There is a flip-side to that, though: The benefits are astounding for anyone who knows how to navigate the system.
Example? My father retired 3 years ago from the VA as a biomed engineer. His pay wasn't that great (though in Arkansas it was well above average given local cost-of-living). The real benefits came in when he was able to 'buy up' a full military retirement from his tour in Vietnam, add his full 30+ year retirement from the VA, and now pulls in something like $6k/mo in pensions after taxes... and this is *before* counting his rather massive 401k that still sits untapped. Oh, and he gets full medical/dental/vision benefits, paid-for.
Dunno about you, but the only way I can think of to get something similar is either to build your own business and sell it for a huge pile of cash, or spend an inordinate amount of time as a day-trader in your off-hours.
The closest I came to working for any government outside of military service was as a teacher (then later as a professor)... again, the pay wasn't the greatest, but the benefits were jaw-dropping (healthcare/vision/dental? free with ridiculously low co-pays. Before the tech school I taught at became a state college, I had three months off each year *with pay* - they had merely averaged my salary over 12 months. Even though I had only worked there six years, I'm still entitled to a small pro-rated pension from the state whenever I decide to retire since I was there at least 5 yrs.)
Notice that I never even mentioned the hours. Overtime is rare unless you're hourly and really want the extra dosh. Your day begins at 7-8am, and ends at 4pm - if that.
Also notice that as long as you never go into management, it's almost impossible for a federal employee to get fired or laid-off, even if you're a total fuck-up; that tends to appeal to the less competent among us. Even at the state level, I often stood with a dropped jaw as my two 'colleagues' demonstrated massive incompetence at CS, yet taught it (example?

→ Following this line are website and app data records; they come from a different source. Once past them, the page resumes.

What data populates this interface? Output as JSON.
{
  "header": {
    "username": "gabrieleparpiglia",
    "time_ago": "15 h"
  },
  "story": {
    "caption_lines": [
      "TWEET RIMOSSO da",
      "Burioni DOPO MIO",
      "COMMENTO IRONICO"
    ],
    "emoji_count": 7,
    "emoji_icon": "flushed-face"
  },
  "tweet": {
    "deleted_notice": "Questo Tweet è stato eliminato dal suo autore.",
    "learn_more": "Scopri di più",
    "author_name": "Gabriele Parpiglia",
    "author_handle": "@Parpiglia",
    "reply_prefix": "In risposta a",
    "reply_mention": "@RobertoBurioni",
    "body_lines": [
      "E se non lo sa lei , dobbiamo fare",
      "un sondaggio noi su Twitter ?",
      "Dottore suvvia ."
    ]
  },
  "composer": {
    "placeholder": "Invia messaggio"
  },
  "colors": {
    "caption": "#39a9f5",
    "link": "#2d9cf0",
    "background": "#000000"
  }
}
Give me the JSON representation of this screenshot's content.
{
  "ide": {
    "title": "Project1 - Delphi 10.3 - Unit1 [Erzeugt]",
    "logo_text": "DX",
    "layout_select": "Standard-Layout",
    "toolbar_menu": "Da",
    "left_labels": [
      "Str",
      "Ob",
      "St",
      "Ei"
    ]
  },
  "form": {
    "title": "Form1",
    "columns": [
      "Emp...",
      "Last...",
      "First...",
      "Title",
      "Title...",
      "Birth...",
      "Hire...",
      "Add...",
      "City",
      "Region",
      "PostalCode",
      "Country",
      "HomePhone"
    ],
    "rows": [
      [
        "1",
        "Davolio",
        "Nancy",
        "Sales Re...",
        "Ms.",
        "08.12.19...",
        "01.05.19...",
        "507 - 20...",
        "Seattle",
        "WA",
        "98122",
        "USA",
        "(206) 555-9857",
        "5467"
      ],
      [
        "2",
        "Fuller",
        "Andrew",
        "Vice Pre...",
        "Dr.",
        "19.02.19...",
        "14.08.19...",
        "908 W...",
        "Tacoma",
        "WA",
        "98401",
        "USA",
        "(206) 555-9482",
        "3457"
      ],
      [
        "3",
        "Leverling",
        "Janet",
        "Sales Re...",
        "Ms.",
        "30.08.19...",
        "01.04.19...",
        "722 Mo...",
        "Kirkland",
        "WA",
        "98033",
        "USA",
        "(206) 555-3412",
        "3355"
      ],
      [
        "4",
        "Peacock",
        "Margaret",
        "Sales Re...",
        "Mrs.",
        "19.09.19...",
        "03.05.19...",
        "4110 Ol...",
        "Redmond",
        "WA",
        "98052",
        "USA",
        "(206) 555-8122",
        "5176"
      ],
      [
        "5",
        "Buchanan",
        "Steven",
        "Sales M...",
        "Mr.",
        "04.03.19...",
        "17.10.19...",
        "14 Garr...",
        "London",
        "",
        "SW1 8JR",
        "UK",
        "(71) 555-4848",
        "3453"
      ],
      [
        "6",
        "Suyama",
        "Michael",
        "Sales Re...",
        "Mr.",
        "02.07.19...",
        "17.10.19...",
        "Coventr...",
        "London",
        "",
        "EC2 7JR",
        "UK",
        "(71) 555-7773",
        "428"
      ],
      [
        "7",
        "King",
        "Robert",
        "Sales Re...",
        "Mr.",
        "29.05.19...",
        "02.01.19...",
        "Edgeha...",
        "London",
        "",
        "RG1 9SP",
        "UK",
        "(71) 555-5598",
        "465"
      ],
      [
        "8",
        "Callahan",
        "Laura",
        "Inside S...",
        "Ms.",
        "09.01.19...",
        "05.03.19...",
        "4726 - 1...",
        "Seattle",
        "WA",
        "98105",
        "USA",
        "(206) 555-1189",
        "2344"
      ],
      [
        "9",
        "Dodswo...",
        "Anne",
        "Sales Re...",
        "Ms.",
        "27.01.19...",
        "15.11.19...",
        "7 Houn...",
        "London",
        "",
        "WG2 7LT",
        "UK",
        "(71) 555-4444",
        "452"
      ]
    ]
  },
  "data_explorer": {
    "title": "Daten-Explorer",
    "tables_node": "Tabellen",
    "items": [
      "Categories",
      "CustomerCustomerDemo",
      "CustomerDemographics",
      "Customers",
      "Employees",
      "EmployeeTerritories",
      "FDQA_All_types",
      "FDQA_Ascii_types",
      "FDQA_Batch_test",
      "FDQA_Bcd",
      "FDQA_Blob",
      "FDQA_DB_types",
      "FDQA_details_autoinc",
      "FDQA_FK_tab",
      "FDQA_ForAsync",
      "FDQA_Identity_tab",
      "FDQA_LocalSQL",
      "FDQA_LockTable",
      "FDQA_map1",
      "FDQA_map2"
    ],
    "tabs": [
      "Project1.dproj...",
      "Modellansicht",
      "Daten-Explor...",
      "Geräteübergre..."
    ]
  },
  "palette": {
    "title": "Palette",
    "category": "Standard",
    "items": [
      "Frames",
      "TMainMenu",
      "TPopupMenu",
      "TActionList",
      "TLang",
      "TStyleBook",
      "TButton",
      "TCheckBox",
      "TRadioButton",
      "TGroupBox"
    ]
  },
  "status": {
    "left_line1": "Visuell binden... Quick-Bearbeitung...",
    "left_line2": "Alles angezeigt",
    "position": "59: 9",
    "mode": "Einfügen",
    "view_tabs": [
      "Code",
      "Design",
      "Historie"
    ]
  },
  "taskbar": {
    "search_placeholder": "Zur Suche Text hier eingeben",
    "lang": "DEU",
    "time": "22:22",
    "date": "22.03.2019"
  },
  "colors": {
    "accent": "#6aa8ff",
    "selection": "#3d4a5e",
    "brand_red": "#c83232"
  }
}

Every student workstation they had came with a public IP addy w/ no firewalls or proxy present, and they *all* ran Windows NT 4, then Win2k/XP. I was the lone *NIX teacher, but even on the infrastructure level, I never put up with that shit - one public IP addy fed the whole room nicely. My colleagues had to completely re-image their classrooms once every two days or so, mostly due to infections and zombification - and I had to build the imaging server for them, else they would have bought some expensive-assed 3rd-party solution to do it :/ I think you get the idea from there...)
Long story short? Yeah, civil service pay sucks, but it is a nice racket for those who want to get a whole lot for very little effort. You have to really love paper, though.